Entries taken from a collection

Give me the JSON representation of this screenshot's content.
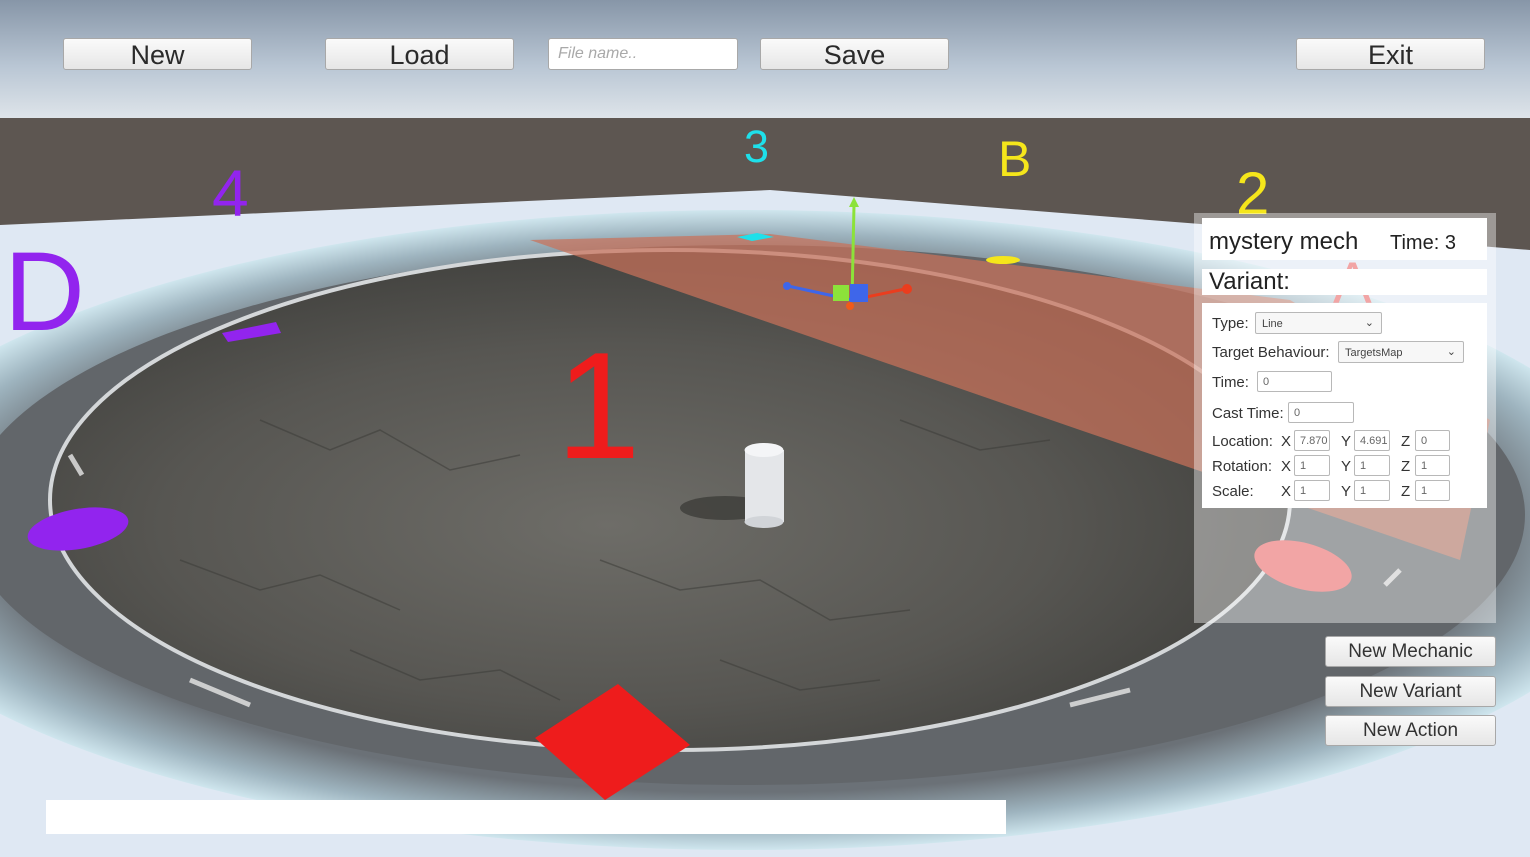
{
  "toolbar": {
    "new_label": "New",
    "load_label": "Load",
    "file_placeholder": "File name..",
    "save_label": "Save",
    "exit_label": "Exit"
  },
  "scene_markers": {
    "one": "1",
    "two": "2",
    "three": "3",
    "four": "4",
    "a": "A",
    "b": "B",
    "d": "D"
  },
  "marker_colors": {
    "red": "#ef1c1c",
    "yellow": "#f5e61b",
    "cyan": "#1ee0ea",
    "purple": "#9224ee"
  },
  "mechanic_panel": {
    "name": "mystery mech",
    "time_label": "Time: 3",
    "variant_label": "Variant:",
    "type_label": "Type:",
    "type_value": "Line",
    "target_behaviour_label": "Target Behaviour:",
    "target_behaviour_value": "TargetsMap",
    "time_field_label": "Time:",
    "time_value": "0",
    "cast_time_label": "Cast Time:",
    "cast_time_value": "0",
    "location_label": "Location:",
    "location": {
      "x": "7.870",
      "y": "4.691",
      "z": "0"
    },
    "rotation_label": "Rotation:",
    "rotation": {
      "x": "1",
      "y": "1",
      "z": "1"
    },
    "scale_label": "Scale:",
    "scale": {
      "x": "1",
      "y": "1",
      "z": "1"
    },
    "axis_x": "X",
    "axis_y": "Y",
    "axis_z": "Z"
  },
  "side_buttons": {
    "new_mechanic": "New Mechanic",
    "new_variant": "New Variant",
    "new_action": "New Action"
  },
  "icons": {
    "dropdown": "chevron-down-icon",
    "gizmo": "transform-gizmo-icon"
  }
}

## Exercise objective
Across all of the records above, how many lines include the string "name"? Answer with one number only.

## Task solution
2